Aroma Stone from Art Kraft, that sets off a fragrance when essential oils are rubbed onto it, can be designed as hanging pendants, home decorations, car vent fresheners or as materials for children’s paintings.
“My work is very popular with customers who like unique and handmade products,’’ said Art Kraft founder Ada Koh. “I feel happy when they like my products and I want to help them enjoy their surroundings with nice scents.’’
Made from natural aroma powder mixed with clear water, Aroma Stone products can be customized by adding names, pictures of constellations or favourite colours to match the scent that customers like.
After 5-10 drops of essential oils are applied onto the Aroma Stone, the soaked oil will evaporate, thus creating a fragrant atmosphere.
Embroidered cloth bags and toilet roll holders made by members of S.T.A.R. (Special Needs Training and Resources) Youth, are treasured for their simple beauty and the special efforts by the differently abled.
Dainty and precise, their skill at embroidery not only helps them earn some money but also trains them in terms of accuracy, fine motor skills and patience.
“It helps in brain function, as they need to be able to manoeuvre thread and needle precisely to create a pattern,’’ said Tracey Chan, co-ordinator of S.T.A.R. Youth that comes under Community Excel Services.
The koi fish collection at BinaSinar at THE LINC KL, attracts buyers who love the vibrant colours and fluid forms.
Apart from being associated with good luck and abundance, the koi fish is also seen as a symbol of success and determination.
Paintings of local flowers such as the frangipani, hibiscus and bougainvillea also appeal to patrons especially from the neighbouring Embassy Row.
The yukata collection, featuring a pullover or cardigan Japanese style, is another favourite at the BinaSinar concept store for casual and fun wear.
“The yukata is seen as a type of fashion wear, and loved for its style and simplicity,’’ said founder Nick Tan.
In Japan, a yukata is an unlined summer kimono, worn in casual settings such as in summer festivals; traditionally indigo and white in colour, the modern yukata comes in multi-coloured designs.
Autistic artist Kirtanraw does not only draw but his achievement is also in being able to sell his paintings.
With his famous ‘swirl’ effect, Kirtanraw brings out the simple beauty and sense of continuity of life around us.
His paintings of nature and animals reflect the liveliness within him, and reminds us to be happy with simple joys.
A loyal supporter is Hana Sakina Izham.
“He has his own identity and I love his vibrant colours,’’ said Hana who has an 11-year-old autistic son, Umar Sham.
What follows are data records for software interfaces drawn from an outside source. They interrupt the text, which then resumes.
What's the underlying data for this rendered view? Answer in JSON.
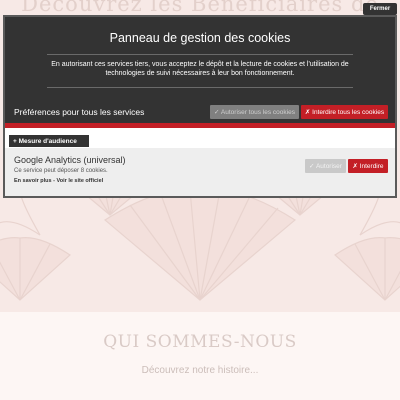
{
  "site": {
    "hero_title": "Découvrez les Bénéficiaires de l'Âme",
    "about_title": "QUI SOMMES-NOUS",
    "about_subtitle": "Découvrez notre histoire..."
  },
  "cookie_panel": {
    "close_label": "Fermer",
    "title": "Panneau de gestion des cookies",
    "intro": "En autorisant ces services tiers, vous acceptez le dépôt et la lecture de cookies et l'utilisation de technologies de suivi nécessaires à leur bon fonctionnement.",
    "preferences_label": "Préférences pour tous les services",
    "allow_all_label": "✓ Autoriser tous les cookies",
    "deny_all_label": "✗ Interdire tous les cookies",
    "category": {
      "label": "+ Mesure d'audience"
    },
    "service": {
      "name": "Google Analytics (universal)",
      "description": "Ce service peut déposer 8 cookies.",
      "learn_more": "En savoir plus",
      "separator": " - ",
      "official_site": "Voir le site officiel",
      "allow_label": "✓ Autoriser",
      "deny_label": "✗ Interdire"
    }
  },
  "colors": {
    "panel_dark": "#333333",
    "accent_red": "#c31f26",
    "hero_bg": "#f7e9e6"
  }
}
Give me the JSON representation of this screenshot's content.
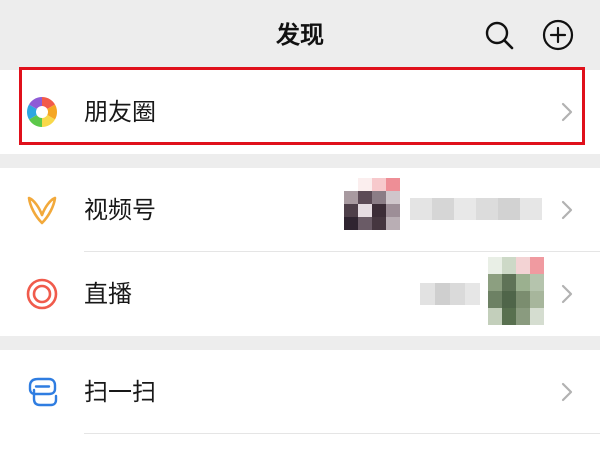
{
  "header": {
    "title": "发现",
    "search_icon": "search-icon",
    "add_icon": "plus-circle-icon"
  },
  "rows": [
    {
      "label": "朋友圈",
      "icon": "moments-aperture-icon"
    },
    {
      "label": "视频号",
      "icon": "channels-butterfly-icon",
      "accent": "#f2a93b"
    },
    {
      "label": "直播",
      "icon": "live-ring-icon",
      "accent": "#f05b4c"
    },
    {
      "label": "扫一扫",
      "icon": "scan-icon",
      "accent": "#2f7de1"
    }
  ],
  "colors": {
    "background": "#ededed",
    "highlight": "#e0101b",
    "chevron": "#b2b2b2"
  }
}
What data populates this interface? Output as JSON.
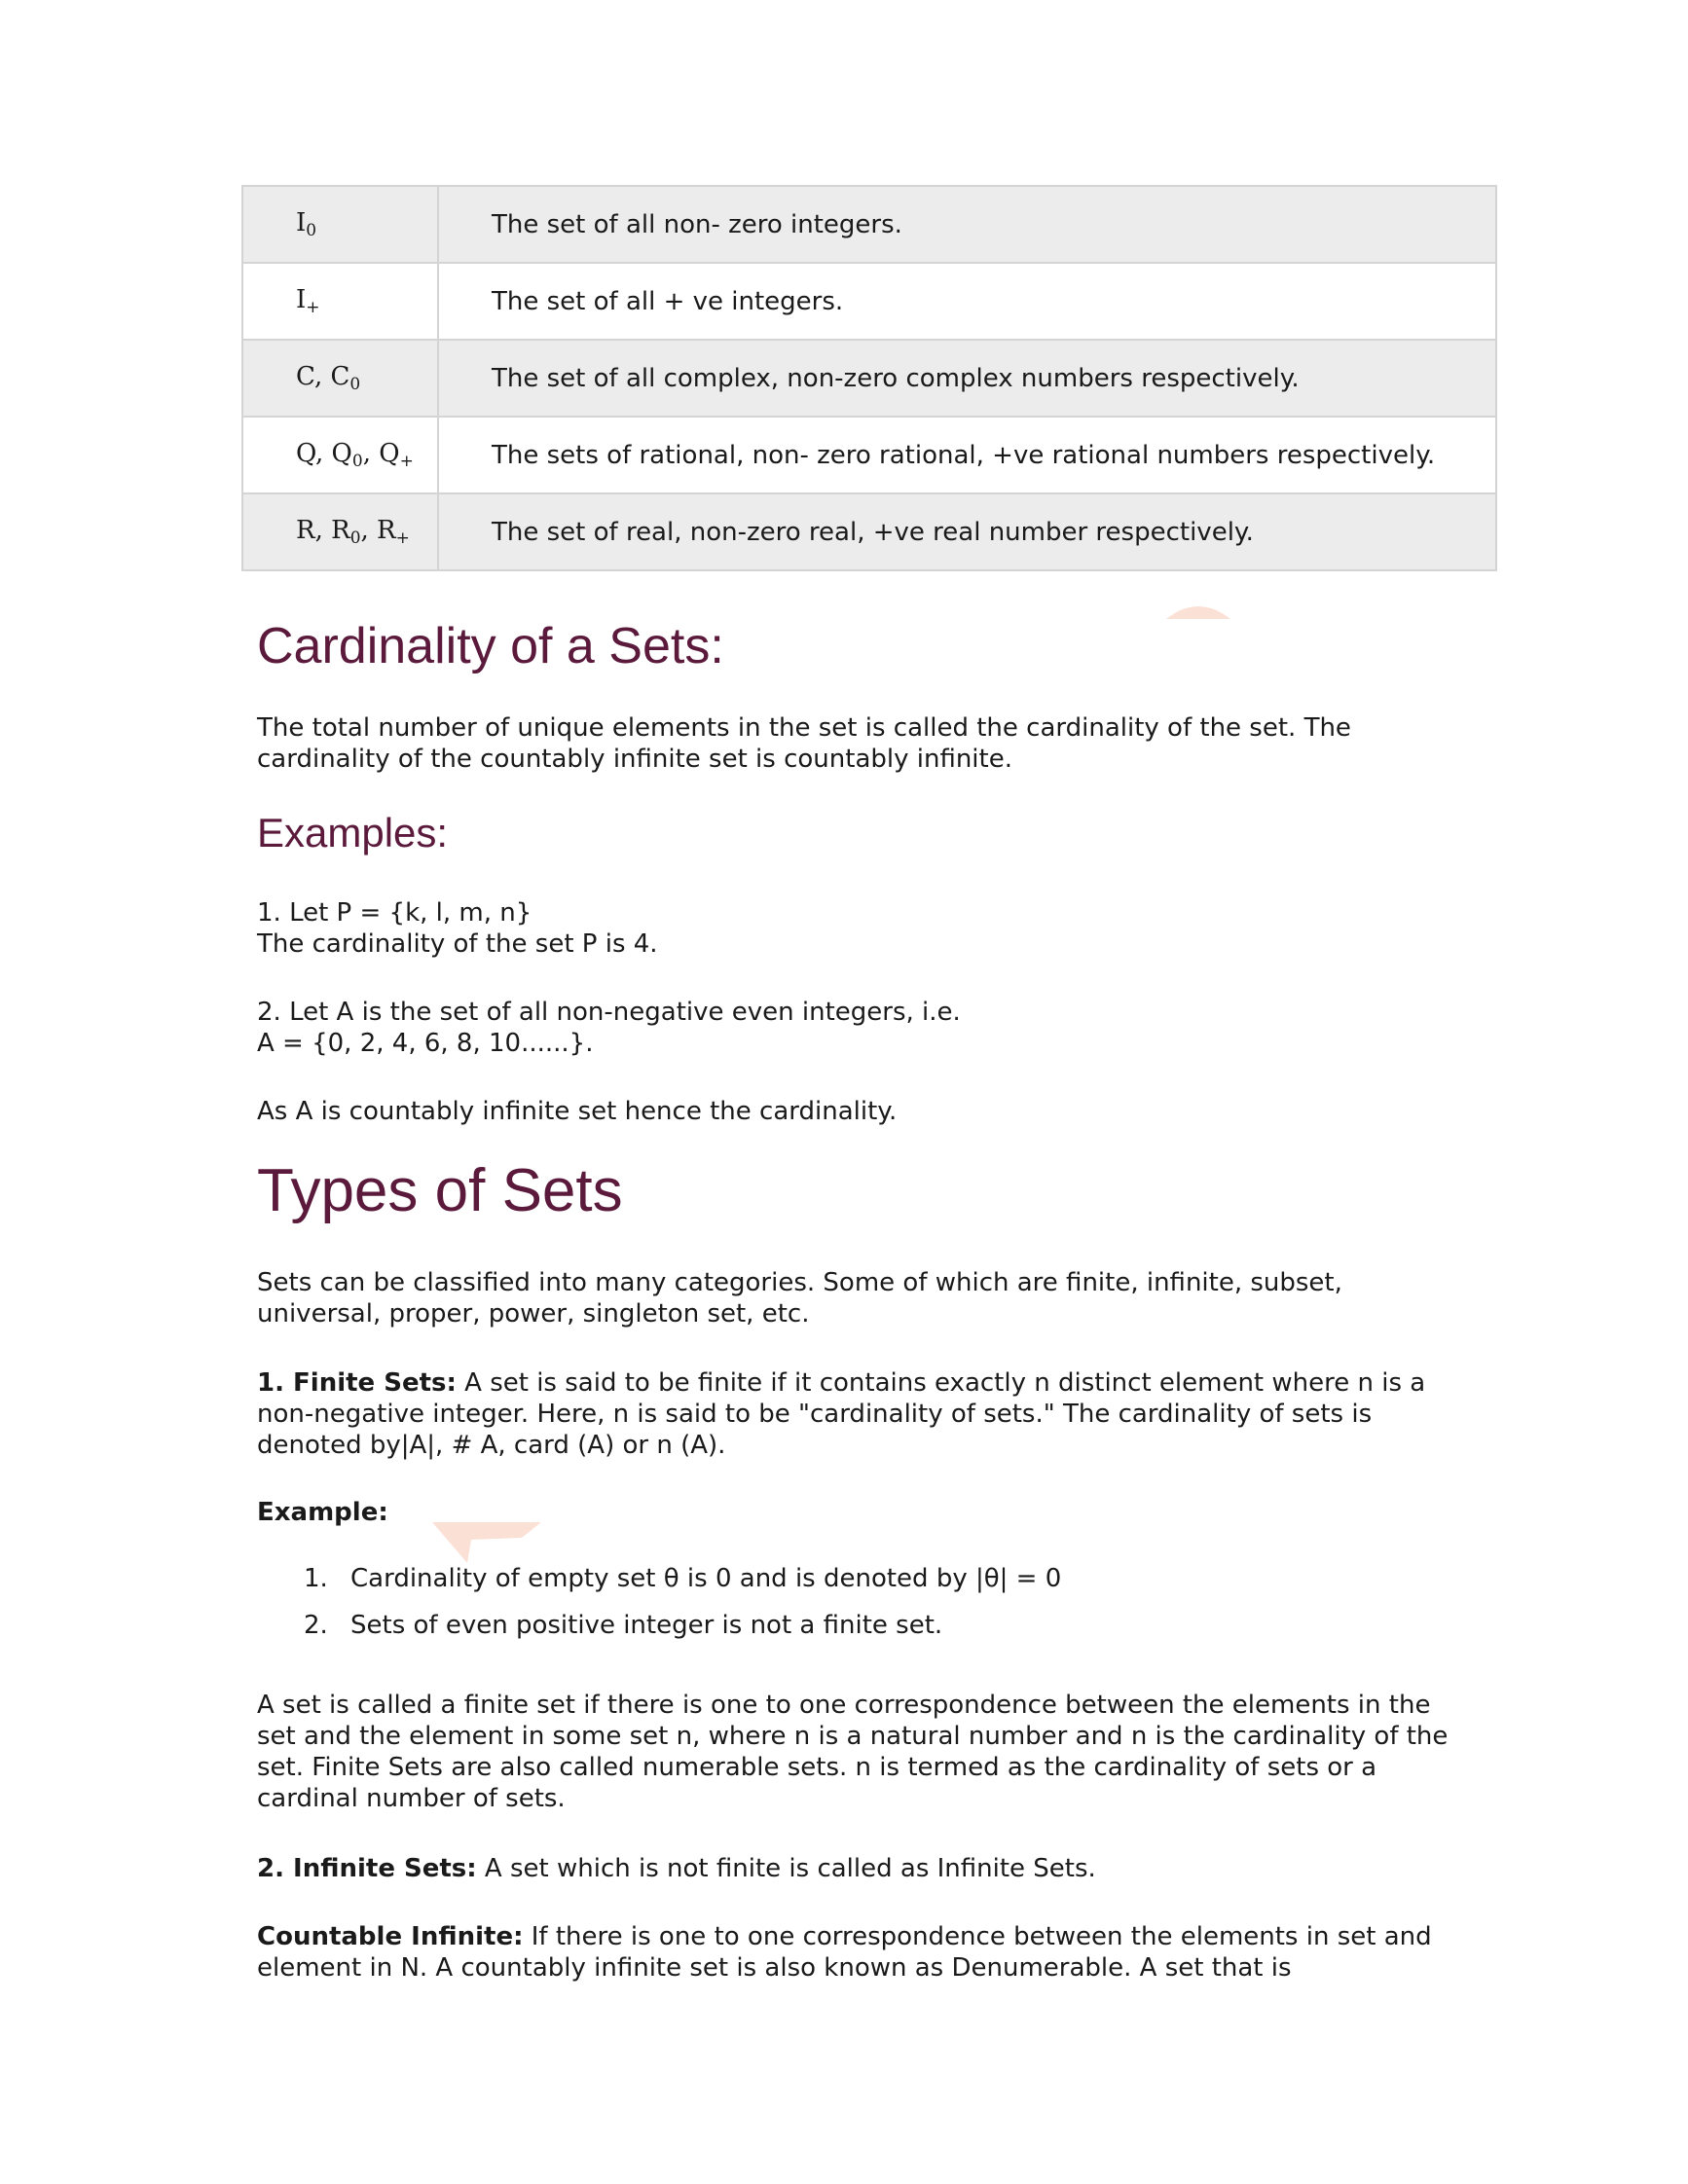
{
  "table": {
    "rows": [
      {
        "symbol": "I",
        "sub": "0",
        "desc": "The set of all non- zero integers."
      },
      {
        "symbol": "I",
        "sub": "+",
        "desc": "The set of all + ve integers."
      },
      {
        "symbol_html": "C, C<span class=\"sub\">0</span>",
        "desc": "The set of all complex, non-zero complex numbers respectively."
      },
      {
        "symbol_html": "Q, Q<span class=\"sub\">0</span>, Q<span class=\"sub\">+</span>",
        "desc": "The sets of rational, non- zero rational, +ve rational numbers respectively."
      },
      {
        "symbol_html": "R, R<span class=\"sub\">0</span>, R<span class=\"sub\">+</span>",
        "desc": "The set of real, non-zero real, +ve real number respectively."
      }
    ]
  },
  "cardinality": {
    "heading": "Cardinality of a Sets:",
    "text": "The total number of unique elements in the set is called the cardinality of the set. The cardinality of the countably infinite set is countably infinite."
  },
  "examples": {
    "heading": "Examples:",
    "ex1_line1": "1. Let P = {k, l, m, n}",
    "ex1_line2": "The cardinality of the set P is 4.",
    "ex2_line1": "2. Let A is the set of all non-negative even integers, i.e.",
    "ex2_line2": "A = {0, 2, 4, 6, 8, 10......}.",
    "ex3": "As A is countably infinite set hence the cardinality."
  },
  "types": {
    "heading": "Types of Sets",
    "intro": "Sets can be classified into many categories. Some of which are finite, infinite, subset, universal, proper, power, singleton set, etc.",
    "finite_label": "1. Finite Sets:",
    "finite_text": " A set is said to be finite if it contains exactly n distinct element where n is a non-negative integer. Here, n is said to be \"cardinality of sets.\" The cardinality of sets is denoted by|A|, # A, card (A) or n (A).",
    "example_label": "Example:",
    "example_items": [
      "Cardinality of empty set θ is 0 and is denoted by |θ| = 0",
      "Sets of even positive integer is not a finite set."
    ],
    "finite_more": "A set is called a finite set if there is one to one correspondence between the elements in the set and the element in some set n, where n is a natural number and n is the cardinality of the set. Finite Sets are also called numerable sets. n is termed as the cardinality of sets or a cardinal number of sets.",
    "infinite_label": "2. Infinite Sets:",
    "infinite_text": " A set which is not finite is called as Infinite Sets.",
    "countable_label": "Countable Infinite:",
    "countable_text": " If there is one to one correspondence between the elements in set and element in N. A countably infinite set is also known as Denumerable. A set that is"
  },
  "colors": {
    "heading": "#5b1a3b",
    "table_shade": "#ececec",
    "border": "#d4d4d4"
  }
}
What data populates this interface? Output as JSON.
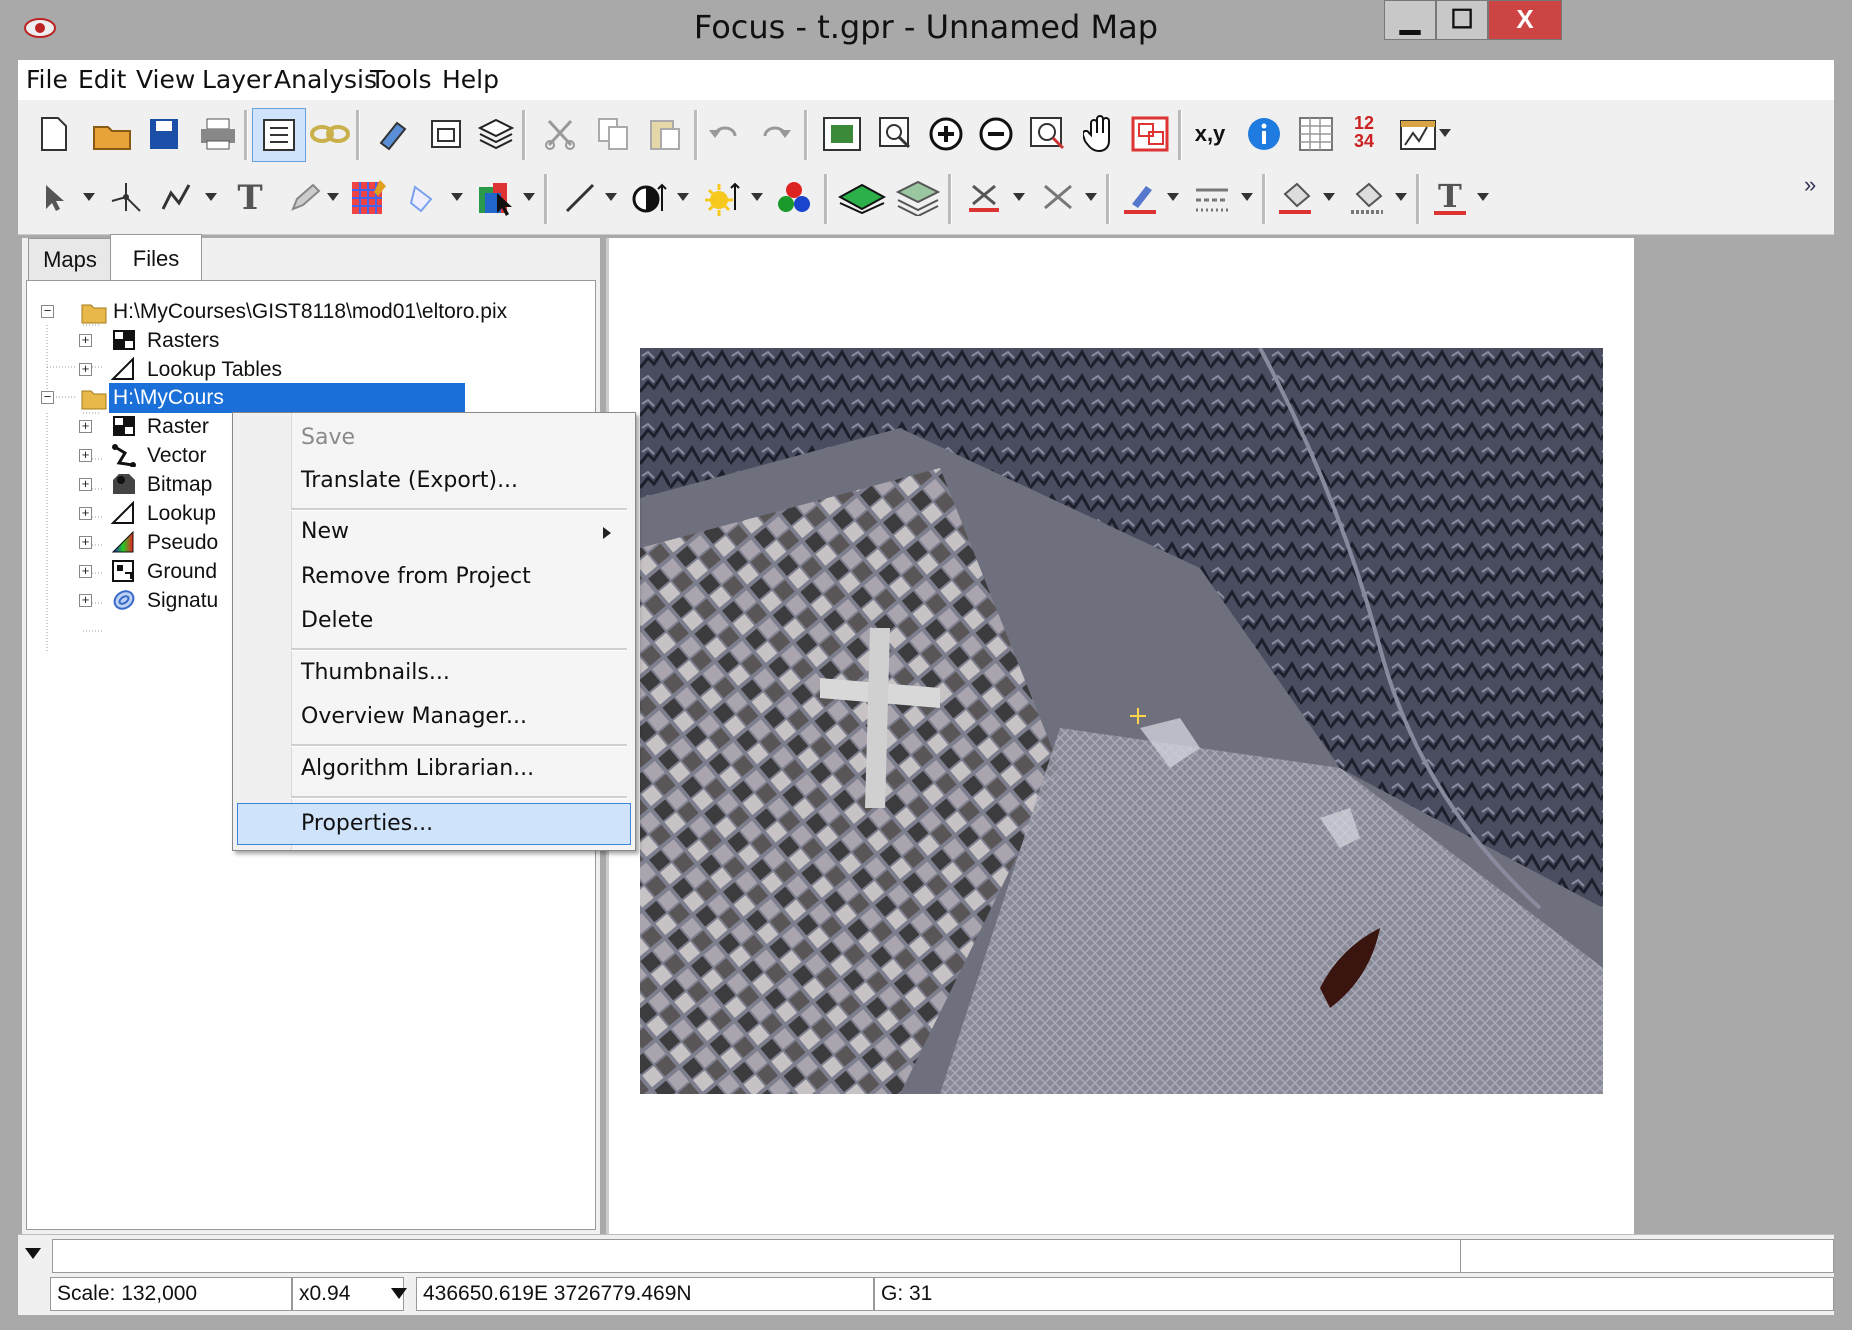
{
  "window": {
    "title": "Focus - t.gpr - Unnamed Map",
    "minimize": "▁",
    "maximize": "☐",
    "close": "X"
  },
  "menu": [
    "File",
    "Edit",
    "View",
    "Layer",
    "Analysis",
    "Tools",
    "Help"
  ],
  "toolbar": {
    "coord_icon_label": "x,y",
    "numbers_icon_label": "12 34",
    "overflow": "»"
  },
  "tabs": {
    "maps": "Maps",
    "files": "Files"
  },
  "tree": {
    "file1": {
      "label": "H:\\MyCourses\\GIST8118\\mod01\\eltoro.pix",
      "children": [
        "Rasters",
        "Lookup Tables"
      ]
    },
    "file2": {
      "label": "H:\\MyCours",
      "children": [
        "Raster",
        "Vector",
        "Bitmap",
        "Lookup",
        "Pseudo",
        "Ground",
        "Signatu"
      ]
    }
  },
  "context_menu": {
    "save": "Save",
    "translate": "Translate (Export)...",
    "new": "New",
    "remove": "Remove from Project",
    "delete": "Delete",
    "thumbnails": "Thumbnails...",
    "overview": "Overview Manager...",
    "algorithm": "Algorithm Librarian...",
    "properties": "Properties..."
  },
  "status": {
    "scale": "Scale: 132,000",
    "zoom": "x0.94",
    "coords": "436650.619E 3726779.469N",
    "value": "G: 31"
  }
}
She appreciates that Kirtanraw’s father and manager, Subramaniam Bandiloo, brings the paintings all the way to Petaling Jaya and Kuala Lumpur, from his art gallery in Sungei Petani, Kedah.
“Managing an autistic child, like my son who has limited speech, is not easy and I am interested in how Subramaniam found and nurtured Kirtanraw’s skill,’’ said Hana.
During this weekend, Kirtanraw’s new collections are up for our support at Starling Mall, Petaling Jaya.
Under the holistic approach at Stonedale Crystals, customers are encouraged to choose crystals that resonate with them.
A crystal is not just a decorative item; owning one becomes more meaningful due to its holistic properties; its function is to promote overall health, not just based on mental well-being but also physical, emotional, social and spiritual aspects.
Customers find that Stonedale Crystals have strong vibrations and make them feel happy.
“We take time and effort to cleanse and charge the crystals before displaying them,’’ said founder Wendy Siew. “We were not aware, at first, that charging them made such a big difference until we had some feedback from highly sensitive customers.’’
Crystals emit positive, energizing and calming vibrations that help to revitalize the body and gain peace of mind; they are charged under direct sun or moonlight, which will penetrate the crystals and fill the body with positive energy.
The list goes on … as we support original Malaysian designs, we bring up a vibrant artisan sector that will not only further their craft but also sustain jobs and incomes.